The Seine meanders through the center of Paris.
There are two eyes in the middle of the river, the Île de la Cité and the Île St.-Louis. Just look on a map.
Artists tend to gravitate towards the left eye, the intuitive-feeling eye, the eye of dream.
Maybe it wasn’t coincidence that we chose to live within a few blocks of the left eye, the Île St.-Louis.
We often cross the Pont de la Tournelle over the Seine and stop to look at Notre Dame where the river forks around the Île de la Cité, the eye of judgment. Every time you look there are new things to see.
Mid-summer, walking to meet Richard for dinner in the Marais, I saw ahead of me the most startling street person I’ve seen so far in Paris. He had a vast hairy bare belly. Not only was he shirtless, but he was also missing the entire seat of his pants. No problem—it was a hot day. He stood by a trash can and picked out bottles to throw. His face and chest were so red that all the bottles might well have been downed by him. Passersby mostly stayed on the other side of the street, for this was a hairy bum with a hairy bum. Even seen-it-all Parisians kept sneaking peeks at his big furry butt, which at least was covered half an inch down the crack by what seemed to be a pair of cowboy chaps.
I sent him a silent greeting, Bless your hairy bum, oh hairy bum, but kept a comfortable distance.

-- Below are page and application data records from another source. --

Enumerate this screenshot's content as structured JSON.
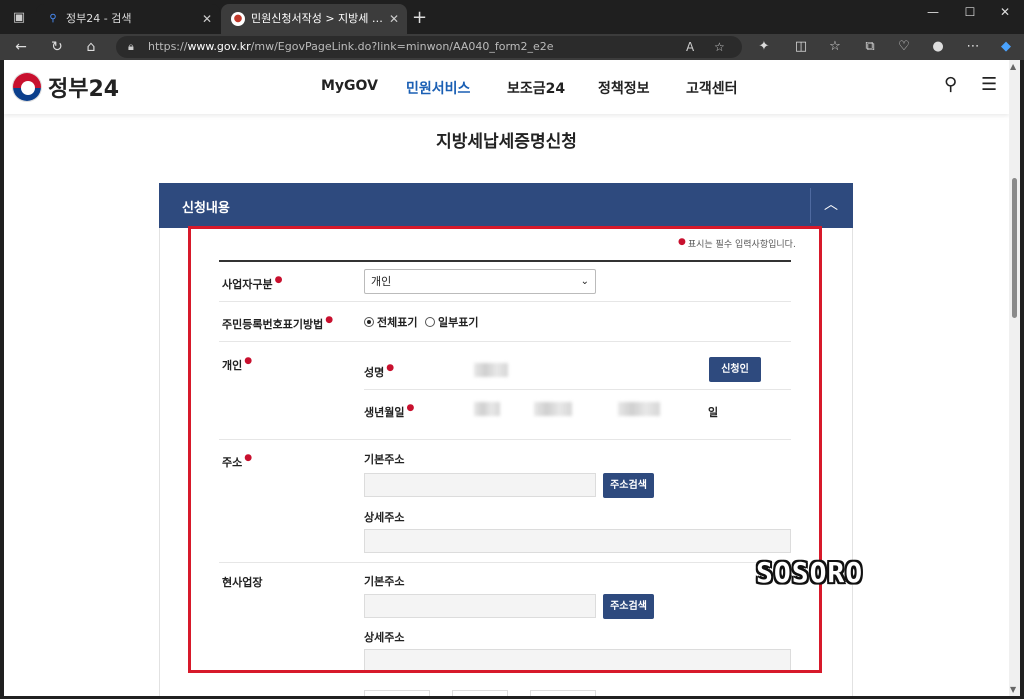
{
  "browser": {
    "tabs": [
      {
        "title": "정부24 - 검색",
        "active": false,
        "favicon": "search-icon"
      },
      {
        "title": "민원신청서작성 > 지방세 납세증",
        "active": true,
        "favicon": "gov24-favicon"
      }
    ],
    "url_prefix": "https://",
    "url_host": "www.gov.kr",
    "url_path": "/mw/EgovPageLink.do?link=minwon/AA040_form2_e2e",
    "window_controls": [
      "minimize",
      "maximize",
      "close"
    ]
  },
  "site": {
    "logo_text": "정부24",
    "nav": [
      {
        "label": "MyGOV",
        "active": false
      },
      {
        "label": "민원서비스",
        "active": true
      },
      {
        "label": "보조금24",
        "active": false
      },
      {
        "label": "정책정보",
        "active": false
      },
      {
        "label": "고객센터",
        "active": false
      }
    ],
    "accent_color": "#1a5fb4",
    "panel_color": "#2e4a7e"
  },
  "form": {
    "page_title": "지방세납세증명신청",
    "section_title": "신청내용",
    "required_note": "표시는 필수 입력사항입니다.",
    "applicant_type": {
      "label": "사업자구분",
      "value": "개인"
    },
    "id_display": {
      "label": "주민등록번호표기방법",
      "options": [
        {
          "label": "전체표기",
          "checked": true
        },
        {
          "label": "일부표기",
          "checked": false
        }
      ]
    },
    "personal": {
      "label": "개인",
      "name_label": "성명",
      "applicant_button": "신청인",
      "birth_label": "생년월일",
      "day_suffix": "일"
    },
    "address": {
      "label": "주소",
      "basic_label": "기본주소",
      "search_button": "주소검색",
      "detail_label": "상세주소"
    },
    "workplace": {
      "label": "현사업장",
      "basic_label": "기본주소",
      "search_button": "주소검색",
      "detail_label": "상세주소"
    }
  },
  "watermark": "SOSORO",
  "highlight_color": "#d7192a"
}
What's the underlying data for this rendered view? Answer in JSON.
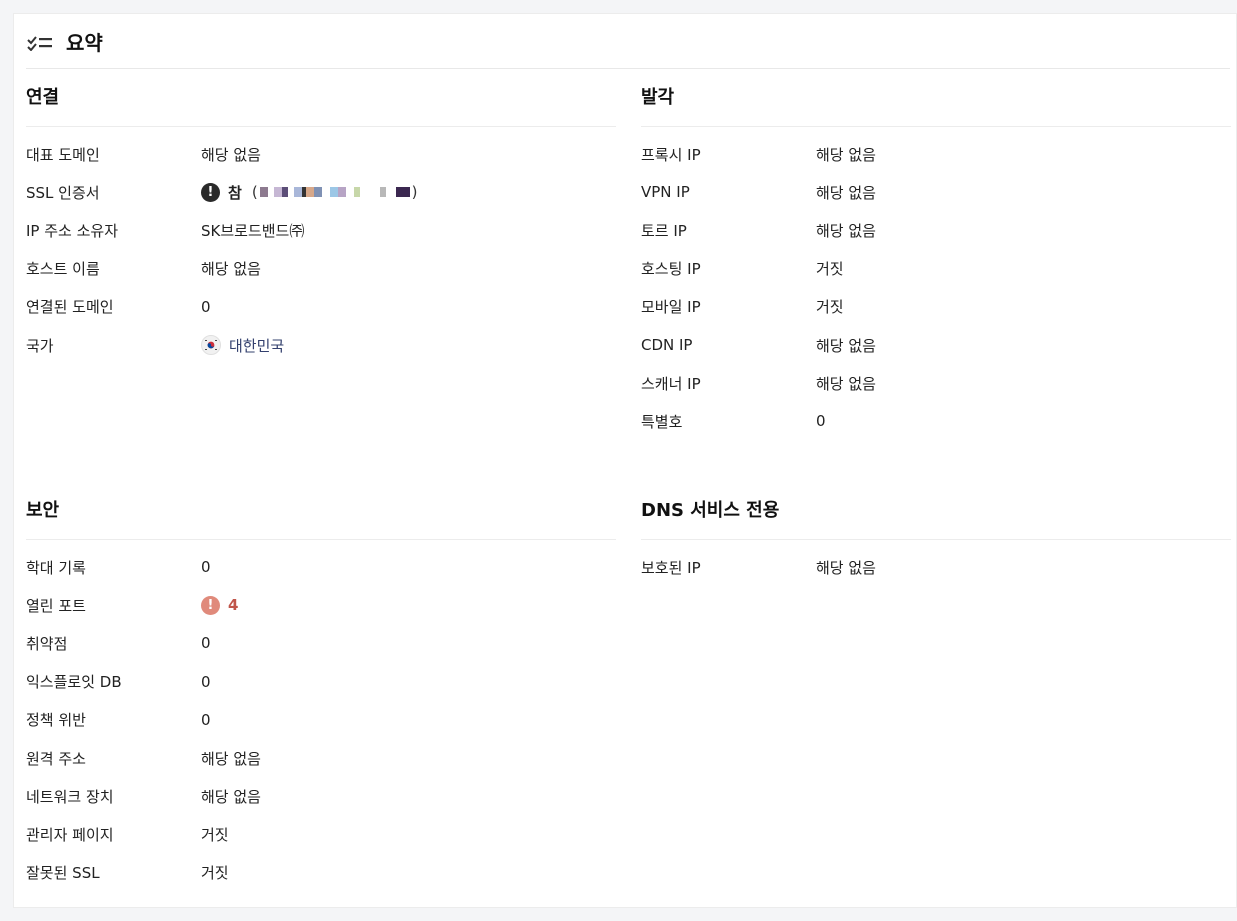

On the way back from dinner, Richard and I paused on the Quai d’Orléans. It was 9 p.m., still light, the time of year you wish would never end.
Richard leaned over the quai to snap an overhead shot of a group of young people having a picnic.
Below them at the edge of the Seine, I watched six ducks in a row, as if in line at Poilâne Bakery.
Richard showed me the close-up photo in his viewfinder. “Their picnic seems to be mostly chips.”
There was an array of bags open, as well as wine. “Those ducks are smart. They know the picnickers will tire of the chips and toss them snacks.”
“Look!” Richard said, “Someone’s in the water.”
I peered out over the murky Seine and sure enough, a man with his head submerged was struggling back to the quay with choppy strokes.
“That’s one way to get a disease,” said Richard.
We had learned in reading The Secret Life of the Seine, our friend Mort Rosenblum’s book about the history of the Seine, of the dead bodies that are still found in the river. A few Japanese tourists were watching him too.
He seemed to be having trouble lifting himself out of the water onto the steps of the quai. Then, a dripping merman emerged. He was trim, perhaps in his 40s, sun-weathered, with a leaping panther tattooed above his heart. He wore dark blue swim trunks. Up on the quai he pulled a dark blue T-shirt over his head that said “Champion” and something else I couldn’t see, “Barcela?” “Barcelona?”
He glanced up, and seemed to be scanning for any watching females who might be impressed.
Two young women in sundresses and sandals passed speaking American English, their arms around each other’s waists, and stopped at the corner near the bridge. Oblivious to the onlookers, they turned to kiss each other.
“Look how the world has changed,” I said. “American lesbians are perfectly comfortable expressing their love in public.”
“All over the world,” said Richard.
“Maybe the world is becoming a more loving place…?” I wondered aloud.